— Input —
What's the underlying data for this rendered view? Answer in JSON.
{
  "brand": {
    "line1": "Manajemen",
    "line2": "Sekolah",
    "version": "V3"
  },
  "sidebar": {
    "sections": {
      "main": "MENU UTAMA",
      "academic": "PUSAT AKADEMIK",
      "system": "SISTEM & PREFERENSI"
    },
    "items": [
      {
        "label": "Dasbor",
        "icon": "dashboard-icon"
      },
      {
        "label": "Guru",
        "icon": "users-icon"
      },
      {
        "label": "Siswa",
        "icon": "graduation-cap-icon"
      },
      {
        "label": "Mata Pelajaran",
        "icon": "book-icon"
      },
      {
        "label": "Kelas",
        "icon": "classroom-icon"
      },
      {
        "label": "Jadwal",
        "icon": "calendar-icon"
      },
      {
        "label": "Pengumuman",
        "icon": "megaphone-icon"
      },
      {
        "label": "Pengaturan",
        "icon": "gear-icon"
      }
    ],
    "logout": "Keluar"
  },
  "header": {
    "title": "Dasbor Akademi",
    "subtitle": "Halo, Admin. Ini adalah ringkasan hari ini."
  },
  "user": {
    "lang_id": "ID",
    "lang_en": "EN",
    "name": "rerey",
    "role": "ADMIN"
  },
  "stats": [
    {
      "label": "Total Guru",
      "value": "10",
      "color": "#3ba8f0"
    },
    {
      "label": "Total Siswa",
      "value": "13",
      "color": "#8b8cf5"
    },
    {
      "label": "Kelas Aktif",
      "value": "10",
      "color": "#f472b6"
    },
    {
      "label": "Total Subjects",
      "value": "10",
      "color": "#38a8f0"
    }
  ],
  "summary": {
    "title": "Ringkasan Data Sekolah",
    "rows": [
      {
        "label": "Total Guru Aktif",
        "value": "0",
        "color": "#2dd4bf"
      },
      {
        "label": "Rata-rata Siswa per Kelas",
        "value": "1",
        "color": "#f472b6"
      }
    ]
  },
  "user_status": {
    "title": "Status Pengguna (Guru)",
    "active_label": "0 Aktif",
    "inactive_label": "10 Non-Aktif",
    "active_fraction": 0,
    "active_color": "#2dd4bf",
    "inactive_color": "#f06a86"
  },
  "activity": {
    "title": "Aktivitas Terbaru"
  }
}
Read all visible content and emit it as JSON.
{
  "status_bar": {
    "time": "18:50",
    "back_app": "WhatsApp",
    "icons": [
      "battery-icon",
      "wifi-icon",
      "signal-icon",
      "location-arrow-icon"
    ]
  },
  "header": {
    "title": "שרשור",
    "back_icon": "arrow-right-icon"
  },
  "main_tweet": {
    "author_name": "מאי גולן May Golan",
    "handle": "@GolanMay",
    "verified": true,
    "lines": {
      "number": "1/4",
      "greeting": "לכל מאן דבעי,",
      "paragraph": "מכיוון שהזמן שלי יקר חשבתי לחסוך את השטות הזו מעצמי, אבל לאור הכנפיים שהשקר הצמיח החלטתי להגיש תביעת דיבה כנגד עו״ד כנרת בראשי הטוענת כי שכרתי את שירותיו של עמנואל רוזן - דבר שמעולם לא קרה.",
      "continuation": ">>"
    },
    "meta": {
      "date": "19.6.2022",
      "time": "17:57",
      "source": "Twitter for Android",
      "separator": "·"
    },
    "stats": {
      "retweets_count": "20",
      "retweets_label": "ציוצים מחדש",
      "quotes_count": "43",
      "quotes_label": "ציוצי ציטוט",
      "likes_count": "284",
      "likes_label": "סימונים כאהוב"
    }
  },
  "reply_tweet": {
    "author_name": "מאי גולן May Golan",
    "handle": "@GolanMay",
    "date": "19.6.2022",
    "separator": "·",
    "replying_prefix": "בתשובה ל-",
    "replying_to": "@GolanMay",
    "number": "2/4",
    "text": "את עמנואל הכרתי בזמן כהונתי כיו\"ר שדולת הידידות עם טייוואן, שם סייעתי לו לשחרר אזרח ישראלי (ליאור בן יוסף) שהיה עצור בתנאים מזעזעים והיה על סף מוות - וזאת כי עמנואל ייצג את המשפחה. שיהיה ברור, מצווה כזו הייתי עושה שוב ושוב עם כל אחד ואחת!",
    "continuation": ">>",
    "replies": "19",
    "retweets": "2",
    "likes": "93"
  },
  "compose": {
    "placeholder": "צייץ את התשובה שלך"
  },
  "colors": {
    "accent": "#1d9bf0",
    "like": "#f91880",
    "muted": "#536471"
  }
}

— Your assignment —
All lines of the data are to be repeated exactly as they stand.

— Completed exercise —
What's the underlying data for this rendered view? Answer in JSON.
{
  "brand": {
    "line1": "Manajemen",
    "line2": "Sekolah",
    "version": "V3"
  },
  "sidebar": {
    "sections": {
      "main": "MENU UTAMA",
      "academic": "PUSAT AKADEMIK",
      "system": "SISTEM & PREFERENSI"
    },
    "items": [
      {
        "label": "Dasbor",
        "icon": "dashboard-icon"
      },
      {
        "label": "Guru",
        "icon": "users-icon"
      },
      {
        "label": "Siswa",
        "icon": "graduation-cap-icon"
      },
      {
        "label": "Mata Pelajaran",
        "icon": "book-icon"
      },
      {
        "label": "Kelas",
        "icon": "classroom-icon"
      },
      {
        "label": "Jadwal",
        "icon": "calendar-icon"
      },
      {
        "label": "Pengumuman",
        "icon": "megaphone-icon"
      },
      {
        "label": "Pengaturan",
        "icon": "gear-icon"
      }
    ],
    "logout": "Keluar"
  },
  "header": {
    "title": "Dasbor Akademi",
    "subtitle": "Halo, Admin. Ini adalah ringkasan hari ini."
  },
  "user": {
    "lang_id": "ID",
    "lang_en": "EN",
    "name": "rerey",
    "role": "ADMIN"
  },
  "stats": [
    {
      "label": "Total Guru",
      "value": "10",
      "color": "#3ba8f0"
    },
    {
      "label": "Total Siswa",
      "value": "13",
      "color": "#8b8cf5"
    },
    {
      "label": "Kelas Aktif",
      "value": "10",
      "color": "#f472b6"
    },
    {
      "label": "Total Subjects",
      "value": "10",
      "color": "#38a8f0"
    }
  ],
  "summary": {
    "title": "Ringkasan Data Sekolah",
    "rows": [
      {
        "label": "Total Guru Aktif",
        "value": "0",
        "color": "#2dd4bf"
      },
      {
        "label": "Rata-rata Siswa per Kelas",
        "value": "1",
        "color": "#f472b6"
      }
    ]
  },
  "user_status": {
    "title": "Status Pengguna (Guru)",
    "active_label": "0 Aktif",
    "inactive_label": "10 Non-Aktif",
    "active_fraction": 0,
    "active_color": "#2dd4bf",
    "inactive_color": "#f06a86"
  },
  "activity": {
    "title": "Aktivitas Terbaru"
  }
}
Read all visible content and emit it as JSON.
{
  "status_bar": {
    "time": "18:50",
    "back_app": "WhatsApp",
    "icons": [
      "battery-icon",
      "wifi-icon",
      "signal-icon",
      "location-arrow-icon"
    ]
  },
  "header": {
    "title": "שרשור",
    "back_icon": "arrow-right-icon"
  },
  "main_tweet": {
    "author_name": "מאי גולן May Golan",
    "handle": "@GolanMay",
    "verified": true,
    "lines": {
      "number": "1/4",
      "greeting": "לכל מאן דבעי,",
      "paragraph": "מכיוון שהזמן שלי יקר חשבתי לחסוך את השטות הזו מעצמי, אבל לאור הכנפיים שהשקר הצמיח החלטתי להגיש תביעת דיבה כנגד עו״ד כנרת בראשי הטוענת כי שכרתי את שירותיו של עמנואל רוזן - דבר שמעולם לא קרה.",
      "continuation": ">>"
    },
    "meta": {
      "date": "19.6.2022",
      "time": "17:57",
      "source": "Twitter for Android",
      "separator": "·"
    },
    "stats": {
      "retweets_count": "20",
      "retweets_label": "ציוצים מחדש",
      "quotes_count": "43",
      "quotes_label": "ציוצי ציטוט",
      "likes_count": "284",
      "likes_label": "סימונים כאהוב"
    }
  },
  "reply_tweet": {
    "author_name": "מאי גולן May Golan",
    "handle": "@GolanMay",
    "date": "19.6.2022",
    "separator": "·",
    "replying_prefix": "בתשובה ל-",
    "replying_to": "@GolanMay",
    "number": "2/4",
    "text": "את עמנואל הכרתי בזמן כהונתי כיו\"ר שדולת הידידות עם טייוואן, שם סייעתי לו לשחרר אזרח ישראלי (ליאור בן יוסף) שהיה עצור בתנאים מזעזעים והיה על סף מוות - וזאת כי עמנואל ייצג את המשפחה. שיהיה ברור, מצווה כזו הייתי עושה שוב ושוב עם כל אחד ואחת!",
    "continuation": ">>",
    "replies": "19",
    "retweets": "2",
    "likes": "93"
  },
  "compose": {
    "placeholder": "צייץ את התשובה שלך"
  },
  "colors": {
    "accent": "#1d9bf0",
    "like": "#f91880",
    "muted": "#536471"
  }
}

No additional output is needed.